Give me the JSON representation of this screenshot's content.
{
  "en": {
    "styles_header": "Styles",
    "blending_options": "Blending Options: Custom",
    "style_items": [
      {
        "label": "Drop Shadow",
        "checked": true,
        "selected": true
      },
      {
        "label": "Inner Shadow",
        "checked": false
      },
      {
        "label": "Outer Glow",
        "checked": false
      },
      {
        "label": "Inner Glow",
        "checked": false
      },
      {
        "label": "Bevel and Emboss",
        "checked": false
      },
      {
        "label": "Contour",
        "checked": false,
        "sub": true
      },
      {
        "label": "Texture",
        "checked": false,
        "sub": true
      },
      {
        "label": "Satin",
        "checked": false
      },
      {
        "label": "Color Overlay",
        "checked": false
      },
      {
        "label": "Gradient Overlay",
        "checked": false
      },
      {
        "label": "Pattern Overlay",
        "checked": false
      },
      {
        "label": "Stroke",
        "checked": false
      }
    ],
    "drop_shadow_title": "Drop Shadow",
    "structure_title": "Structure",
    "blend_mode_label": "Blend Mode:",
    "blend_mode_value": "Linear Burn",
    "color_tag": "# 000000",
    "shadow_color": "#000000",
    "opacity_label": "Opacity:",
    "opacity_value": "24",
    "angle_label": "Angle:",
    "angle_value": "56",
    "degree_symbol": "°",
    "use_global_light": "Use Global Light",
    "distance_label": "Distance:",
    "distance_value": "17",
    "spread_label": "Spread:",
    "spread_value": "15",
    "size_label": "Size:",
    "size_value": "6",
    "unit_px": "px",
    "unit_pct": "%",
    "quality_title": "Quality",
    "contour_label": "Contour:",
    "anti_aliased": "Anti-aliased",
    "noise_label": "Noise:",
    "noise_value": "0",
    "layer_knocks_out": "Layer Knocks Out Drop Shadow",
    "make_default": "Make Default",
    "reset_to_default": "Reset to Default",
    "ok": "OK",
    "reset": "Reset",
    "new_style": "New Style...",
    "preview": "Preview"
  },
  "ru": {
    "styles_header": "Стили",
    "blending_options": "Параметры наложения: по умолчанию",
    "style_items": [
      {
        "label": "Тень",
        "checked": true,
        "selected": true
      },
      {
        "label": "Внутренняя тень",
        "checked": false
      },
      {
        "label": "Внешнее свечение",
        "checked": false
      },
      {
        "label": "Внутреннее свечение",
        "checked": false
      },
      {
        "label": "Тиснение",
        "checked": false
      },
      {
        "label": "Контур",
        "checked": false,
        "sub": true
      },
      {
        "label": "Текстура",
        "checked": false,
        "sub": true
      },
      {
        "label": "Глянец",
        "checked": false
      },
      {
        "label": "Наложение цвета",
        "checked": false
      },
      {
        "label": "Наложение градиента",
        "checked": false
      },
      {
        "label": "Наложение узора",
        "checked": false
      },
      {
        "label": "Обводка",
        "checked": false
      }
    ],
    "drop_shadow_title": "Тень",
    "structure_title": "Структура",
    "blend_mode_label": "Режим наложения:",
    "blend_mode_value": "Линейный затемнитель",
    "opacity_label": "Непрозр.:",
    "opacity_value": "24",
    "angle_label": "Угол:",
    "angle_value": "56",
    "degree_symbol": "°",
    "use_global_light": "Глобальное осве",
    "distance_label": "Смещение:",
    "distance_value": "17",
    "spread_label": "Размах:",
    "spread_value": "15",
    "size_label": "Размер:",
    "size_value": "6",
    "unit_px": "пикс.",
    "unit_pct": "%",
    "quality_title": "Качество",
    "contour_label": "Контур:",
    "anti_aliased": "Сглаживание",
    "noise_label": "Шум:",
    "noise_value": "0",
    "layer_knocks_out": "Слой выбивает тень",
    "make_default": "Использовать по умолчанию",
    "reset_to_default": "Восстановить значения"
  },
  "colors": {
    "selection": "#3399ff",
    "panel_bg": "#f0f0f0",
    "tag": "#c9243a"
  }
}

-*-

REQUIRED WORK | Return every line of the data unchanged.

PROBLEM SOLUTION |
Give me the JSON representation of this screenshot's content.
{
  "en": {
    "styles_header": "Styles",
    "blending_options": "Blending Options: Custom",
    "style_items": [
      {
        "label": "Drop Shadow",
        "checked": true,
        "selected": true
      },
      {
        "label": "Inner Shadow",
        "checked": false
      },
      {
        "label": "Outer Glow",
        "checked": false
      },
      {
        "label": "Inner Glow",
        "checked": false
      },
      {
        "label": "Bevel and Emboss",
        "checked": false
      },
      {
        "label": "Contour",
        "checked": false,
        "sub": true
      },
      {
        "label": "Texture",
        "checked": false,
        "sub": true
      },
      {
        "label": "Satin",
        "checked": false
      },
      {
        "label": "Color Overlay",
        "checked": false
      },
      {
        "label": "Gradient Overlay",
        "checked": false
      },
      {
        "label": "Pattern Overlay",
        "checked": false
      },
      {
        "label": "Stroke",
        "checked": false
      }
    ],
    "drop_shadow_title": "Drop Shadow",
    "structure_title": "Structure",
    "blend_mode_label": "Blend Mode:",
    "blend_mode_value": "Linear Burn",
    "color_tag": "# 000000",
    "shadow_color": "#000000",
    "opacity_label": "Opacity:",
    "opacity_value": "24",
    "angle_label": "Angle:",
    "angle_value": "56",
    "degree_symbol": "°",
    "use_global_light": "Use Global Light",
    "distance_label": "Distance:",
    "distance_value": "17",
    "spread_label": "Spread:",
    "spread_value": "15",
    "size_label": "Size:",
    "size_value": "6",
    "unit_px": "px",
    "unit_pct": "%",
    "quality_title": "Quality",
    "contour_label": "Contour:",
    "anti_aliased": "Anti-aliased",
    "noise_label": "Noise:",
    "noise_value": "0",
    "layer_knocks_out": "Layer Knocks Out Drop Shadow",
    "make_default": "Make Default",
    "reset_to_default": "Reset to Default",
    "ok": "OK",
    "reset": "Reset",
    "new_style": "New Style...",
    "preview": "Preview"
  },
  "ru": {
    "styles_header": "Стили",
    "blending_options": "Параметры наложения: по умолчанию",
    "style_items": [
      {
        "label": "Тень",
        "checked": true,
        "selected": true
      },
      {
        "label": "Внутренняя тень",
        "checked": false
      },
      {
        "label": "Внешнее свечение",
        "checked": false
      },
      {
        "label": "Внутреннее свечение",
        "checked": false
      },
      {
        "label": "Тиснение",
        "checked": false
      },
      {
        "label": "Контур",
        "checked": false,
        "sub": true
      },
      {
        "label": "Текстура",
        "checked": false,
        "sub": true
      },
      {
        "label": "Глянец",
        "checked": false
      },
      {
        "label": "Наложение цвета",
        "checked": false
      },
      {
        "label": "Наложение градиента",
        "checked": false
      },
      {
        "label": "Наложение узора",
        "checked": false
      },
      {
        "label": "Обводка",
        "checked": false
      }
    ],
    "drop_shadow_title": "Тень",
    "structure_title": "Структура",
    "blend_mode_label": "Режим наложения:",
    "blend_mode_value": "Линейный затемнитель",
    "opacity_label": "Непрозр.:",
    "opacity_value": "24",
    "angle_label": "Угол:",
    "angle_value": "56",
    "degree_symbol": "°",
    "use_global_light": "Глобальное осве",
    "distance_label": "Смещение:",
    "distance_value": "17",
    "spread_label": "Размах:",
    "spread_value": "15",
    "size_label": "Размер:",
    "size_value": "6",
    "unit_px": "пикс.",
    "unit_pct": "%",
    "quality_title": "Качество",
    "contour_label": "Контур:",
    "anti_aliased": "Сглаживание",
    "noise_label": "Шум:",
    "noise_value": "0",
    "layer_knocks_out": "Слой выбивает тень",
    "make_default": "Использовать по умолчанию",
    "reset_to_default": "Восстановить значения"
  },
  "colors": {
    "selection": "#3399ff",
    "panel_bg": "#f0f0f0",
    "tag": "#c9243a"
  }
}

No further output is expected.